Yummy Fall Foods

By ADW|2018-01-29T15:25:40-05:00Updated: October 11th, 2013|Diabetes Management|0 Comments

After the pleasure of the succulent summer season, fall offers a harvest of yummy foods. As the leaves turn to beautiful hues, a selection of colorful fruits and vegetable become available. Discover the wide variety of delicious fall foods to choose from when you have diabetes.

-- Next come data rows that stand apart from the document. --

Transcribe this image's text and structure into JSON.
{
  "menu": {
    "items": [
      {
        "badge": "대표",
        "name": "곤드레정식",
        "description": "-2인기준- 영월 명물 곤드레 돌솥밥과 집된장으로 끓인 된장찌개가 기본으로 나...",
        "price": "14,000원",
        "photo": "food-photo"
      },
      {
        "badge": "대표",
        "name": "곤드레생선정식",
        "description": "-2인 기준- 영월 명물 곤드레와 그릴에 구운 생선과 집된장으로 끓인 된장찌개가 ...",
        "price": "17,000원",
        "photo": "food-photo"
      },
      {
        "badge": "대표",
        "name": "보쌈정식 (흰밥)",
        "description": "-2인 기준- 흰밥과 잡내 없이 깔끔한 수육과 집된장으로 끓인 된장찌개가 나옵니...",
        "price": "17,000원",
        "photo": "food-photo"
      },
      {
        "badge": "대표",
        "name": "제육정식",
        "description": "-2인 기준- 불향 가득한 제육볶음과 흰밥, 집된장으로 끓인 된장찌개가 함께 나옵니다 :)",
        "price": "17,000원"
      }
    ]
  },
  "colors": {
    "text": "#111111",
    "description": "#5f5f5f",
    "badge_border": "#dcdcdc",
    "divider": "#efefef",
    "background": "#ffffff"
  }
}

  • Apples are a convenient snack you can take anywhere. Apples of average size have about 15 grams of carbohydrates but are a healthy source of vitamins, minerals and fiber. Apples also contain pectin to reduce your cholesterol level and help minimize your appetite. Shop for fresh apples at a local farmers market or go apple picking to get some exercise and fresh air. Try baked apples for a sweet dessert without the guilt. Fill the bottom of a glass baking pan with water. Place three peeled and sliced apples in the water with 1-2 tablespoons of Splenda, brown sugar and a dash of nutmeg. Bake at 350 degrees for about 10 minutes then top with slivered almonds.
  • Pears are another mouthwatering fall fruit. Pears contain fiber and phytonutrients with anti-inflammatory and antioxidant properties. Bartlett pears are ideal for snacking while D’Anjou and Bosc are great for cooking. Consume fruits such as apples and pears in moderation as they contain natural sugars and count as part of your total carbohydrates.
  • Winter squash such as butternut, spaghetti and acorn are excellent sources of fiber and Vitamin A. October is the peak time to harvest winter squash. Butternut squash is starchy and one cup contains about 15 grams of carbohydrates. Spaghetti squash has just 10 grams per cup, making it an ideal substitute for pasta. It has a nutty flavor that perfectly complements a light tomato sauce.
  • Go nuts for nuts in the fall. September starts the harvest season for nuts such as walnuts, almonds, pistachios, pecans and hazelnuts. Nuts are low in carbohydrates and do not have a major impact on blood glucose levels. They have unsaturated fats to help lower cholesterol. Remember to have small portions as nuts are high in calories and fat. Eating just a few nuts is quite filling and satisfying.
  • Pumpkins are useful for more than jack-o-lanterns. This popular symbol of fall is a starchy vegetable that contains vitamins A and C. Make pumpkin muffins or whole grain pumpkin pancakes topped with sugar free syrup. Prepare a warm pumpkin soup on a cold autumn night. Save the seeds to serve as a high fiber snack. Simply wash the pumpkin seeds, bake them for a few minutes and salt them very lightly.
  • If pumpkins represent October and Halloween, sweet potatoes are the symbol for November and Thanksgiving. These hearty vegetables contain complex carbohydrates, natural sugars, fiber and protein as well as calcium, iron and vitamins A and C. Sweet potatoes can be baked or mashed rather than smothered in sugar and marshmallows.
  • Broccoli is another fantastic fall vegetable. It is a terrific source of folate, fiber, potassium and vitamin C. Broccoli is also a guilt-free food that is low in calories and carbohydrates. The healthiest way to cook broccoli is to steam it then season it with a dash of pepper and lemon juice. You can also serve broccoli raw with a low-calorie dip.

Fall is the time of year when people tend to get hungrier and consume more foods. Avoid the temptation of pumpkin pie and apple cider. Feast on mouthwatering fall foods (in moderation) such as fresh fruits, nuts and winter vegetables to feel full without all the guilt.

About the Author: ADW

ADW Diabetes is a diabetic supply mail order company that is dedicated to keeping diabetes management affordable. ADW takes a leading role in offering free diabetic education through Destination Diabetes, an informational component of the ADW website featuring tips and advice from diabetes and nutrition experts, diabetic recipes and more.

Leave A Comment

Go to Top